Opinion: Audi chief executive on his way out | Business| Economy and finance news from a German perspective | DW | 18.06.2018
  1. Inhalt
  2. Navigation
  3. Weitere Inhalte
  4. Metanavigation
  5. Suche
  6. Choose from 30 Languages

Business

Opinion: Audi chief executive on his way out

CEO Rupert Stadler was arrested for his role in the carmaker's emissions-cheating. He won't be the last car boss to end up in jail, says Thomas Neufeld, as the clean-up of the flagship industry hasn't really started yet.

Everyone who knows the smart and eloquent Audi boss personally may struggle to image a situation like this: The mighty Rupert Stadler mincing his words in front of prosecutors in Munich, who then sent him to jail for the alarming reason that he could suppress evidence when going free.

This definitely marks a high point for the time being in the drama of the German emissions-cheating scandal, in which the country's entire automobile industry has completely failed to bring the truth to light. Apparently, it hasn't been only Volkswagen and its Audi, Porsche and VW brands, which have been lying to prosecutors and the public about their wrongdoings. As it turns out, luxury brands Daimler and BMW have been caught out, too.
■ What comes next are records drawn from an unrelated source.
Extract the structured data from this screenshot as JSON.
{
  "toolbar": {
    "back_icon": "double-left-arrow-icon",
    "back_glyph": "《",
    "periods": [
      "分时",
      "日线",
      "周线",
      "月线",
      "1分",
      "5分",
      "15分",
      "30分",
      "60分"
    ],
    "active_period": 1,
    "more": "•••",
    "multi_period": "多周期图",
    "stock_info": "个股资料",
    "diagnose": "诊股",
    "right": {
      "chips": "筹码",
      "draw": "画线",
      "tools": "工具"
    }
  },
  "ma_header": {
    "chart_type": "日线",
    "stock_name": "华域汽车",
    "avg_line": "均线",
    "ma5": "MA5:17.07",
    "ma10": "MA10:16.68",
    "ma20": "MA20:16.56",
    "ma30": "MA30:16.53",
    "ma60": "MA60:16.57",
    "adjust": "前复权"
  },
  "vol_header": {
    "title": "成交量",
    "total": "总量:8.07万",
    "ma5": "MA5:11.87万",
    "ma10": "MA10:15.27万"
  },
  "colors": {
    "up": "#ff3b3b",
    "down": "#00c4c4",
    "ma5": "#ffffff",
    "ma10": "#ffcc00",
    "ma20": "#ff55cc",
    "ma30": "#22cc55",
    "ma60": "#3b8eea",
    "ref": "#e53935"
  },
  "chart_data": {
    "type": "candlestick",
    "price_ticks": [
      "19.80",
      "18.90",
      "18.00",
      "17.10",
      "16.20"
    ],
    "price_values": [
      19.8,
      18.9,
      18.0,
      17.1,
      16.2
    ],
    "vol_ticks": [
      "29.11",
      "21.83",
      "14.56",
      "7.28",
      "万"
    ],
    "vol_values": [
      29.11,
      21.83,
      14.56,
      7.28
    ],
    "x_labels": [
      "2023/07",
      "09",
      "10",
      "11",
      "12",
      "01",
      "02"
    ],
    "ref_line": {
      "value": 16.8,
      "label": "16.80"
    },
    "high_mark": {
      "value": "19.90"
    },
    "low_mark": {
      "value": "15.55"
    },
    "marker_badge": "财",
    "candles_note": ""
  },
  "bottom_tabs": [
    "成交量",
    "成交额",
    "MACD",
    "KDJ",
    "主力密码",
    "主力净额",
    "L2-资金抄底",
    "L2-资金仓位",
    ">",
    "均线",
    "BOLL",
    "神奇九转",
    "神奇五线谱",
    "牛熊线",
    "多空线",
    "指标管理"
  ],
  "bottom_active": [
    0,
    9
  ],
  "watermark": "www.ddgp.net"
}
All of them are masters of trickery and fraud, with their special devices to manipulate emissions levels and cheat on tests only now being discovered one by one. And all of this still three years after news of the scandal broke at VW — how dumb is this! No one should feel any remorse about those types of managers having to hang up their hats.

picture of Neufeld Thomas

Thomas Neufeld is the head of DW's Business Department

See no evil, hear no evil...?

There's no denying that the German car bosses have earned merits in leading their companies to the top of the industry, securing thousands of well-paying jobs and reaping bumper profits for their shareholders. But this alone, doesn't qualify for being a top-class CEO.

They're claiming that they personally didn't know about the "goings-on" in their development units. What I've been wondering about for years is who, then, has been leading those companies and has been in charge of running them?

The example of Volkswagen just goes to show what those managers' claim of "self-control" is really worth. After the (involuntary) departure of former CEO Martin Winterkorn at the height of the emissions-cheating scandal in 2015, ex-Porsche chief Matthias Müller tried his luck in clearing up the mess, only to be replaced by VW brand chief Herbert Diess earlier this year and after the worst was declared over. All three of them are still being investigated for market manipulation and fraud. Not to forget chairman Hans Dieter Pötsch, who once was VW's financial chief and who is still facing similar charges from prosecutors.

Germany-only vacations

Meanwhile, it's become common for German car industry managers to spend their holidays solely in this country. Overseas trips are risky and force them to seek legal clearance documents barring surprise arrest when venturing abroad.

The rot starts at the top, as they say, which is why Germany's incriminated car bosses should finally start accepting the consequences. The truth must be told.

Two years after investigations into emissions-cheating started, and following the arrest of Stadler and a one-billion-euro fine against VW only last week, one thing is for sure: Prosecutors have collected enough evidence. The only question that remains: Who will be next?

 

DW recommends